an easier and cheaper alternative to ‘the long, arduous process’ of getting a product on shelf in a major retailer, or organising a pop-up. The kicker is what it does with customer information. Clients can analyse what’s going on in store in real-time, and use this data
to adjust product pricing, adapt marketing materials regionally, discover where customers need more information and even tweak product design.
Using a range of data sources, from wifi beacons to footfall trackers, Minodes offers retailers customer behaviour insights. Its clients include several major European shopping centre operators interested in working out the optimal mix of food, fashion and entertainment outlets to have on any strip or street. By tracking customer journeys through multiple shops, Minodes can, for example, assess whether homeware stores get more customers on the top or bottom floor, and the success of a fashion brand’s window displays. Some operators are even turning a profit by reselling Minodes’ insights to their retail tenants, says founder Alexander Köth.
Minodes is also working with Market Tech, the landlord overseeing Camden’s redevelopment, across a mix of retail, restaurant, residential and office spaces.
One of the biggest players in augmented reality could well have a meaningful impact on retail in the future. Magic Leap’s technology allows a shopper to directly – albeit virtually – connect with a stylist or designer and find perfectly-fitting clothes. The idea is this kind of technology makes shopping more customised and also goes several levels further in feeding the appetite to turn shopping into a special experience.
Women’s fashion brand
2009, Los Angeles
The latest Reformation shop in San Francisco is a poster child of ‘tech-enabled’ retail. Touch screens let customers see all available styles and sizes in-store, and order items they’d like to try on to the changing rooms. Once there, more screens let them request different sizes and colours.
How customers behave while shopping is closely watched and analysed, from the time they spend trying things on to what they decide to buy. Receipts are sent via email, so Reformation can then link up customers’ online and offline profiles, and give tailored product suggestions.
Persuading landlords to give up their empty shops for short-term leases wasn’t easy in Appear Here’s early days, but last year it facilitated 4,000 pop-ups. They were mostly in London, although it’s recently also started posting space in Paris and New York. Small independent brands have naturally gravitated to the platform, lured by its flexibility, speed of booking and access to high-footfall locations. But plenty of bigger companies like Coca Cola and Ikea are also using pop-ups to try out new ideas and formats.
Appear Here isn’t alone in the space. In the US it competes with Storefront, which has a similar platform and offer.

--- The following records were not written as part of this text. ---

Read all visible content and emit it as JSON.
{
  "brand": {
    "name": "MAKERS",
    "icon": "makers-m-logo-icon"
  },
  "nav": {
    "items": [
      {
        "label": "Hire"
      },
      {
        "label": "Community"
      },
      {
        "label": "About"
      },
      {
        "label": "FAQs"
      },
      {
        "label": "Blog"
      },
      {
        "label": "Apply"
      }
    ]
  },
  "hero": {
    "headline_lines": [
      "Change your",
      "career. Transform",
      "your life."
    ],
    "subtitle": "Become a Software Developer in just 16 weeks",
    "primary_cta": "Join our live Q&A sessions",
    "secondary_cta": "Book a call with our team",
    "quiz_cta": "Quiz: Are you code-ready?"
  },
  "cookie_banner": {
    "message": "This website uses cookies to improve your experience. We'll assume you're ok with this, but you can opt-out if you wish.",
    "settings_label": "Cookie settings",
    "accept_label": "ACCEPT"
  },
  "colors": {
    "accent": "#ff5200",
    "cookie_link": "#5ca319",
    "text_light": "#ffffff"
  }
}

Luxury retail solution
Not content with linking up a global empire of 700 luxury fashion houses in 40 countries through its £4bn e-commerce platform, Farfetch is now branching out into retail technology with its ‘store of the future’ suite of tools. The system is designed to pull together what brands know about their customers’ online and in-person shopping habits and preferences to create the ultimate high-end retail experience. The system launched in September in two stores bought by Farfetch for the experiment; Browns in London and Thom Browne in New York. It includes clothes racks which track when items are moved and where they go in shops, changing room mirrors which let customers request different size or colour items, and phone apps which let assistants sell products from anywhere in the shop. It also, crucially, identifies customers from their phones, so staff can tailor their service accordingly. A commercial roll-out is planned for 2018.
A graduate of both John Lewis and Wayra’s incubator schemes, retail tech startup Qudini manages queues, collections and appointments in restaurants, O2 stores and, previously, Argos outlets. It’s one of a host of tech firms promising to improve retailers’ customer relations while gathering data about what goes on in shops.